They looked for the new land that was the major driver of their migration to America. Running out of free land in Britain, the British were just forced to look for new land in the New World. In spite of difficult conditions of living, they settled in America, where they could take free land without any resistance from Native Americans, who were not interested in farming as much as the British, and who could not just resist to the British because of their lower level of technical and military development.
In contrast, the Spaniards looked for gold and enrichment that forced them to accelerate their exploration of the New World and colonization of both Americas. Spaniards came into clashes with local tribes in search of gold. They attempted to take the gold from Native Americans and they conquered the leading civilizations of America, including those of Aztecs and Incas. Spaniards attempted to take as much gold as possible and the government supported colonists and organized government-sponsored expeditions to Americas.

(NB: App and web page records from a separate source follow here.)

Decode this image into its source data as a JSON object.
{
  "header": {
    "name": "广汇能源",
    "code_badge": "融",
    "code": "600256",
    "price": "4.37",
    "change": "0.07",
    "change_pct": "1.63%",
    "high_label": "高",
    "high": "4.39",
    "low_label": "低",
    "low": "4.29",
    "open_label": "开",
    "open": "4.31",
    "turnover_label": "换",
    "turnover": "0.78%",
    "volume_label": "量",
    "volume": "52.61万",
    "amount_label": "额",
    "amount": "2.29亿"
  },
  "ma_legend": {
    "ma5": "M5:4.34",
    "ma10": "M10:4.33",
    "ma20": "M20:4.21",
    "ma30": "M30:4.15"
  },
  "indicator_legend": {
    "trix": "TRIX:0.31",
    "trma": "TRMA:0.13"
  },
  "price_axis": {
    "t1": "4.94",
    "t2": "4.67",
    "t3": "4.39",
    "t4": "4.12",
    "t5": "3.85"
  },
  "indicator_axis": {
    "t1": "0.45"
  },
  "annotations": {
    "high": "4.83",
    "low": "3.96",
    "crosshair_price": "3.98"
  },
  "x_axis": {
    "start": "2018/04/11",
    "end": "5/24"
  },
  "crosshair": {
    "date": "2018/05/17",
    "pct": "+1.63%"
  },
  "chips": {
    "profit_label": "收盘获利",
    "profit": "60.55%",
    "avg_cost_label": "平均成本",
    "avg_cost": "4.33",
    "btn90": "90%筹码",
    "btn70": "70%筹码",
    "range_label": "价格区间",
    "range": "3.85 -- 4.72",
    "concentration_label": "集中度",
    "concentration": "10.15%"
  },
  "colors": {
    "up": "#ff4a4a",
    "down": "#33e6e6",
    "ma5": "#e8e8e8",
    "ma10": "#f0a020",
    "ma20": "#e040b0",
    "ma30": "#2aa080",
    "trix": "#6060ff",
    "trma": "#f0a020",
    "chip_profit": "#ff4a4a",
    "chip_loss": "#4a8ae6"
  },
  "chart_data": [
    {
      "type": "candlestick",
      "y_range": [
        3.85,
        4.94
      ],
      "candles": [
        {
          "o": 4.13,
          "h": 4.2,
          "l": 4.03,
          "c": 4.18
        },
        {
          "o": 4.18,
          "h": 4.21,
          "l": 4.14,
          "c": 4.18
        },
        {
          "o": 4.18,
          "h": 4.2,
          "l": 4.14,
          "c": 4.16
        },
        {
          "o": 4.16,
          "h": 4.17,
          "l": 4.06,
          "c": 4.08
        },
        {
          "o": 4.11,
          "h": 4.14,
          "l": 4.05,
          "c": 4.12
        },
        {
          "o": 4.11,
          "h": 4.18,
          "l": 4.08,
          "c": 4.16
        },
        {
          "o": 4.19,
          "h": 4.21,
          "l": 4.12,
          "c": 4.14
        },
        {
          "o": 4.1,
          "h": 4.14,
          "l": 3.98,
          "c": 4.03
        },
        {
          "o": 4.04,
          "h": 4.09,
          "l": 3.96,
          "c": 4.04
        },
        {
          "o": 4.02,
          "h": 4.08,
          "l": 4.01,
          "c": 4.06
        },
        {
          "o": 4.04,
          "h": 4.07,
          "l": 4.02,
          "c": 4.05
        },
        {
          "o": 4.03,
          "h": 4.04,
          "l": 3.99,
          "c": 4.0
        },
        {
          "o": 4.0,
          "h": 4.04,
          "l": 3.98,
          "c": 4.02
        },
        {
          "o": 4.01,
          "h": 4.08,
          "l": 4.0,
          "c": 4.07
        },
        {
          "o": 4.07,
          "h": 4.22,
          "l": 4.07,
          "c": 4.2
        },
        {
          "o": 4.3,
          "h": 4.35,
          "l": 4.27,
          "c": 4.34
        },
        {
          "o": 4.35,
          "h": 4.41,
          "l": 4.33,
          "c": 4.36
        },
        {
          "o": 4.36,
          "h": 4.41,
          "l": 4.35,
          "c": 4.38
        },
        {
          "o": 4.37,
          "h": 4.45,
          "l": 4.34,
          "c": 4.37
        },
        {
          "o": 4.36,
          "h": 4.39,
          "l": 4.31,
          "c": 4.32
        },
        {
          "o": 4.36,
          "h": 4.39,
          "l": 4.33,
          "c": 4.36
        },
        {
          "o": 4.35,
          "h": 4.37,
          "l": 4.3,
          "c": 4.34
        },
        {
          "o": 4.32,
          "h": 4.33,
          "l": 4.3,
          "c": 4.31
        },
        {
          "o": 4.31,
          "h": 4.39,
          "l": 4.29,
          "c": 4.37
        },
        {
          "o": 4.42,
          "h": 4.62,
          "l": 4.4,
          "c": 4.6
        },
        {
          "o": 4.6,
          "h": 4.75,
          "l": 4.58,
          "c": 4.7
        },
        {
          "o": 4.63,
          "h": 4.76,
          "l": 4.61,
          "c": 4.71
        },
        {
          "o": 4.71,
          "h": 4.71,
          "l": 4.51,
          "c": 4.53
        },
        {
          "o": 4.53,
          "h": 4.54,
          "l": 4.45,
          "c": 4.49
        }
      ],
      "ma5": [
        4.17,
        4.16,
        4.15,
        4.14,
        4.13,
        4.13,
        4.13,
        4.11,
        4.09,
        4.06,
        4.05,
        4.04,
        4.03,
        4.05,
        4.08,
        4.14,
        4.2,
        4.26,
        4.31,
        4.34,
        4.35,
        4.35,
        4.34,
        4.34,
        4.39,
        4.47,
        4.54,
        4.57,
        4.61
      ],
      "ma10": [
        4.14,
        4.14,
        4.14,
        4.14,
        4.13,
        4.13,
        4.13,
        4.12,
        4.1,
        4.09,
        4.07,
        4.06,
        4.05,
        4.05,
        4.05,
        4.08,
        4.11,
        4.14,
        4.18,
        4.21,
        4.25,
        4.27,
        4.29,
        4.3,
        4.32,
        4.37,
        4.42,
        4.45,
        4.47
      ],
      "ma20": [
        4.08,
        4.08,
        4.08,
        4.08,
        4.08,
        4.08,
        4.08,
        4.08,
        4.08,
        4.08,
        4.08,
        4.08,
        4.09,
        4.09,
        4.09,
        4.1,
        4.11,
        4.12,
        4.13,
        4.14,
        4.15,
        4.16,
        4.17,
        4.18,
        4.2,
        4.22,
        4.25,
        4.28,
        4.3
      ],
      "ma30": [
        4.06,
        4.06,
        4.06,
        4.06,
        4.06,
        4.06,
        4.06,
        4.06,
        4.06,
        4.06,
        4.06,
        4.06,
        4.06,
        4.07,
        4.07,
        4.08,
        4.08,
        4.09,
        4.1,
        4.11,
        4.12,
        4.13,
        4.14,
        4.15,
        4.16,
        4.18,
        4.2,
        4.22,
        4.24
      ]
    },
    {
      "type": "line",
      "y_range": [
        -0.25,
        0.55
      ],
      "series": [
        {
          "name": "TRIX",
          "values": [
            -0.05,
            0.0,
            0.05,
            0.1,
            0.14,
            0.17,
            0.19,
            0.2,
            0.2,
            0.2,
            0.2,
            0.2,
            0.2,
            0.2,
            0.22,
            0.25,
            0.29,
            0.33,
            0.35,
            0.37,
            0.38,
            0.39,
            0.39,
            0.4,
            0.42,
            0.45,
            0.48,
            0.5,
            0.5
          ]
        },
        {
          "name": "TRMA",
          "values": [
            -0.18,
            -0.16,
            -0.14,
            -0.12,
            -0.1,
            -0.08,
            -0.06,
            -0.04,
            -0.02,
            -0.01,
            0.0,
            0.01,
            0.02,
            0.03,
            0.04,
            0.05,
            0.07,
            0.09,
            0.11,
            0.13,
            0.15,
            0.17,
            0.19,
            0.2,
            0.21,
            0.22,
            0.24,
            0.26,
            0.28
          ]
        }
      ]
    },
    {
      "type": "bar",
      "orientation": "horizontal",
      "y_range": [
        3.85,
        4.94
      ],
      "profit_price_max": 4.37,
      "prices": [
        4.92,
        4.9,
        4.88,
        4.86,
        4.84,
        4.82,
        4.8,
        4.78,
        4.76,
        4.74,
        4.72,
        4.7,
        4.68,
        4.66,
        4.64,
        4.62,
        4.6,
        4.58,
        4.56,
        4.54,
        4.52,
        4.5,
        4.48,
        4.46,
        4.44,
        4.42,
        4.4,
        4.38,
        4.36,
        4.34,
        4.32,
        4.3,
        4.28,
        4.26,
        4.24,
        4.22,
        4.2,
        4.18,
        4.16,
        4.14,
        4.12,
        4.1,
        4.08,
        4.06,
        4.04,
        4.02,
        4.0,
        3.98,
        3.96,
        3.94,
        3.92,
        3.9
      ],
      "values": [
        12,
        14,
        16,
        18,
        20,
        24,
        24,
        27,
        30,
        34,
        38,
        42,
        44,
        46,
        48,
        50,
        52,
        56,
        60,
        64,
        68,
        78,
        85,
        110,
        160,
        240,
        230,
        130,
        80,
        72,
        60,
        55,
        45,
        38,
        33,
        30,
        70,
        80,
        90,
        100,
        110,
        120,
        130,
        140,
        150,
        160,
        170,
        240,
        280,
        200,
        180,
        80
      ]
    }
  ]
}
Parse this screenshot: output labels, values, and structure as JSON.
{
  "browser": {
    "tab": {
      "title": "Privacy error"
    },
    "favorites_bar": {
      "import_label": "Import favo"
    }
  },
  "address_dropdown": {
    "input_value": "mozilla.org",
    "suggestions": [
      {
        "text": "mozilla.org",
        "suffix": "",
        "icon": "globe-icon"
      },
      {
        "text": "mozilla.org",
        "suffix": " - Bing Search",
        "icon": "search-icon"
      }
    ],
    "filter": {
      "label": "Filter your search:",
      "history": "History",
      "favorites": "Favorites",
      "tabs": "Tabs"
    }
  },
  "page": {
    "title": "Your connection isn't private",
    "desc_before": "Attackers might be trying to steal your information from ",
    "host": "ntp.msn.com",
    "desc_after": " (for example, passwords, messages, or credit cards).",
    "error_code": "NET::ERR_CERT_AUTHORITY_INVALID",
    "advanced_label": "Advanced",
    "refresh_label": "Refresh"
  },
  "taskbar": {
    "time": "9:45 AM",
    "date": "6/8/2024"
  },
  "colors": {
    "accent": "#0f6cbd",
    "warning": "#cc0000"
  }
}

The British had conflicts with Native Americans over land and trade. Unlike Spaniards, they were interested in the development their economic relations, farming, trades, and businesses in America. As a result, often colonists were not supported by the government but the British government understood the significance of colonies and started to use them as the territory of the military expansion of Great Britain. In such a way, America became strategically important for Great Britain, while colonists remained relatively free in the colonization and the government did not restrict the colonization substantially through specific expeditions as the Spanish government did. Spaniards’ only concern was gold and exploitation of natural resources of Americas.
However, both the British and Spaniards pretended to conduct the colonization as the process of conversion of Native Americans to the true faith. In this regard, the British and Spaniards also differed because the British colonists were protestants mainly, while Spaniards were devoted Roman Catholics. They attempted to convert Native Americans to Christianity but, in actuality, their policies were far from Christian principles.
Thus, the British and Spanish colonization provoked the destruction of Native American civilization, although the British were looking for the free land mainly, while Spaniards were driven by the search of gold.